===== Data extracts =====

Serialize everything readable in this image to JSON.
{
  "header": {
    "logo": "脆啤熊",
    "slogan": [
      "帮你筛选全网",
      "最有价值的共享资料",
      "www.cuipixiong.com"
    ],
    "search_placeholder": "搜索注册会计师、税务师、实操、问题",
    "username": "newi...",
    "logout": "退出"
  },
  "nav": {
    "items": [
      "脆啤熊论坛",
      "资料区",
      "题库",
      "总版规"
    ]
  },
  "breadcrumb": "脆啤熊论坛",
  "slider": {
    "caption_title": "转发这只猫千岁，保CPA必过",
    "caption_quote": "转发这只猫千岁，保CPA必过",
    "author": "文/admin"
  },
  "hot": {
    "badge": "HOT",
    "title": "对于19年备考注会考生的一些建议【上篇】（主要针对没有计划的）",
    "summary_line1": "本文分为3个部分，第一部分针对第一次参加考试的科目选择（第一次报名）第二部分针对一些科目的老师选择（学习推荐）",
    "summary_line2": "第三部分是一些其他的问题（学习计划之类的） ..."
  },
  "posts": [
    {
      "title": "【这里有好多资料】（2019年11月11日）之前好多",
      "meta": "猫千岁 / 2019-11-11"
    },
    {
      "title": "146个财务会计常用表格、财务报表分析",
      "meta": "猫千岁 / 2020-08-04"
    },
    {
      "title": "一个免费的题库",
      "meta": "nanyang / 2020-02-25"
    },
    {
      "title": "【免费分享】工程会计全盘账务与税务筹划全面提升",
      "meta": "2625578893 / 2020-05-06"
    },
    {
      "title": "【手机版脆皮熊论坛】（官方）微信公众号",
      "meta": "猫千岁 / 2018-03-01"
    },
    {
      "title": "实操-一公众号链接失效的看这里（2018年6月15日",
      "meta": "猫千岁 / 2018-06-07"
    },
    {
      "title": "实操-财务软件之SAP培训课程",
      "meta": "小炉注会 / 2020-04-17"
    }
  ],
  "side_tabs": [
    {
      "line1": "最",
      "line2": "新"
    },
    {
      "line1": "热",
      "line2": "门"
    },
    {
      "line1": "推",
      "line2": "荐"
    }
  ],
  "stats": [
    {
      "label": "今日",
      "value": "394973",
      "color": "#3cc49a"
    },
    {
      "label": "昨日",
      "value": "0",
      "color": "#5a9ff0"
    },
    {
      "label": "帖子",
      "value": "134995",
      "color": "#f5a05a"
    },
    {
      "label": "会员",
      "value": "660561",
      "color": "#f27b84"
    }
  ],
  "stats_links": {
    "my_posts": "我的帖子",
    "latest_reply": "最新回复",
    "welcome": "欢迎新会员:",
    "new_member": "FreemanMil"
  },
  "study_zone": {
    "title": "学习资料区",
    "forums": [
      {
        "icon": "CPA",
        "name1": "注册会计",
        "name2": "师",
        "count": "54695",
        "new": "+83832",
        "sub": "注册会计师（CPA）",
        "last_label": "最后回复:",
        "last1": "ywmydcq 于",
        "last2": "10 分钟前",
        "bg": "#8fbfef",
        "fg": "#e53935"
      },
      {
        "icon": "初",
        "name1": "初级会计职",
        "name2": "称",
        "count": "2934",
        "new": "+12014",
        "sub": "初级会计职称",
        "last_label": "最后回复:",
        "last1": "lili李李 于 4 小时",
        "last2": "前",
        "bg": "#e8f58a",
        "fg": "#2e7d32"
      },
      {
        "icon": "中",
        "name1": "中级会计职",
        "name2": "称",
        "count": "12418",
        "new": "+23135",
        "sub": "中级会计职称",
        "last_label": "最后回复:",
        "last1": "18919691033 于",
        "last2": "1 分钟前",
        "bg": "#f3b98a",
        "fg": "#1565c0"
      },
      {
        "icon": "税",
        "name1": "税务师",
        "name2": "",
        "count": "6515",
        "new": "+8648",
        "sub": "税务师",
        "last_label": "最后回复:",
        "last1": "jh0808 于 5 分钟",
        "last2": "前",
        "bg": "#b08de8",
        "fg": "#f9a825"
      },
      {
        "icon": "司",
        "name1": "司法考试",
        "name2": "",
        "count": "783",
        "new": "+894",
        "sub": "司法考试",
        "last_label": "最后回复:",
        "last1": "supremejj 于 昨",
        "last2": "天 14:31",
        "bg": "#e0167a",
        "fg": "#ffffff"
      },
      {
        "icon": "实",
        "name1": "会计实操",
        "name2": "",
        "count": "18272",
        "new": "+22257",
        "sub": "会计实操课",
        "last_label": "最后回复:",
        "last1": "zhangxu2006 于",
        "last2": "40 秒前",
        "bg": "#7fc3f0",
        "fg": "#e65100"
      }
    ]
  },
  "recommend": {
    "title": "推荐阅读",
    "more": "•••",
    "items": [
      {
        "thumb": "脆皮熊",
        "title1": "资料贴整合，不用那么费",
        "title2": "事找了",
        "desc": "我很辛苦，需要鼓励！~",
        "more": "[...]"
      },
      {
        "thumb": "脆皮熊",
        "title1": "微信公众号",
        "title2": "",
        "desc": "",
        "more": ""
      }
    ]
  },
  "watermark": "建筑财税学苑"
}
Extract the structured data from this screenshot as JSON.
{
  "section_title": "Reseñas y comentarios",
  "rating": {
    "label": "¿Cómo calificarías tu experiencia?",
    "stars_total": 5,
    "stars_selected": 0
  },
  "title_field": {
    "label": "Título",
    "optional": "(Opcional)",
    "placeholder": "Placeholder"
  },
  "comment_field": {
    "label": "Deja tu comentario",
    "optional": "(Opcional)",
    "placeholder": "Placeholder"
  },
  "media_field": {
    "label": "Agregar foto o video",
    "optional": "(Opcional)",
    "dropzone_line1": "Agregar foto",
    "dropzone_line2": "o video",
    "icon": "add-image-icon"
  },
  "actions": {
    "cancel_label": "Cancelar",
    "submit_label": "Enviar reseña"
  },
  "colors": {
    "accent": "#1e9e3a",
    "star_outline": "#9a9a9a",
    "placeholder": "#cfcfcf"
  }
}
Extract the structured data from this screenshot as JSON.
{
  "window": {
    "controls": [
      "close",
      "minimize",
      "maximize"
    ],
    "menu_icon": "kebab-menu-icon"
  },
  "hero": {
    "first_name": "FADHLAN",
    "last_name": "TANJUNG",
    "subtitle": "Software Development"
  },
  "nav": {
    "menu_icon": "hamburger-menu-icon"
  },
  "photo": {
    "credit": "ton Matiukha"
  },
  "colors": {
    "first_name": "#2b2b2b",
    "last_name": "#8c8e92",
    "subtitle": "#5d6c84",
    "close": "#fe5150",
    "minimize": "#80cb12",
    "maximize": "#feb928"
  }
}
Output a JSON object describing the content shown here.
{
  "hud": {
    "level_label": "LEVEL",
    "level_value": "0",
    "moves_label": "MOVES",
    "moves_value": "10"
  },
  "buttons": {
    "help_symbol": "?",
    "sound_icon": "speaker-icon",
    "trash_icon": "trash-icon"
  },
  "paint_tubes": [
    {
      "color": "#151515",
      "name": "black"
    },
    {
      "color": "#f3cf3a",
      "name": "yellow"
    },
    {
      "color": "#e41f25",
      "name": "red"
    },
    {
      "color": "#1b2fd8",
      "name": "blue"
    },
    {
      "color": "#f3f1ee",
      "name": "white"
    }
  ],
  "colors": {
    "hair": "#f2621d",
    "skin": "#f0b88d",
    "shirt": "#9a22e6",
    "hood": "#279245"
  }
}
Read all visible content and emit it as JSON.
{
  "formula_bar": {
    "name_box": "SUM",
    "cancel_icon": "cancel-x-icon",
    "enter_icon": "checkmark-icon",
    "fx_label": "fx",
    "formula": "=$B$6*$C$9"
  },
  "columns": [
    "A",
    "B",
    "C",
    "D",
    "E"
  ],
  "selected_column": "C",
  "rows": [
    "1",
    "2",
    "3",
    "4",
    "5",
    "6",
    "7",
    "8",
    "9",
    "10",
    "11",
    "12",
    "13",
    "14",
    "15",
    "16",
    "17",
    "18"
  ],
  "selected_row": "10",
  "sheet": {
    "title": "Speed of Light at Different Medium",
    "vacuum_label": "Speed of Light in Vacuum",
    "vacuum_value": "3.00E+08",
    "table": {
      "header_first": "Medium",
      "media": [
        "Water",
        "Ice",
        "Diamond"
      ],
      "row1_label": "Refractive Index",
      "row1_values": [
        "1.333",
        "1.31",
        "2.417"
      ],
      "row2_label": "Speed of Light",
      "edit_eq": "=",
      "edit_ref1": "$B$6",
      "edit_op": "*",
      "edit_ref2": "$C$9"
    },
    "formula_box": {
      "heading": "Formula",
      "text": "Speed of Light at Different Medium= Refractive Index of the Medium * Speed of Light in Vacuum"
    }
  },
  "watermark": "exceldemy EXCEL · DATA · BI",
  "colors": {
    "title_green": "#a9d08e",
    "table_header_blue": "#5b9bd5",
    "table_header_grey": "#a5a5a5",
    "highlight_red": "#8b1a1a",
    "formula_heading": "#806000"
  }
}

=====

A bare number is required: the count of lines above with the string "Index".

§ Exercise output
2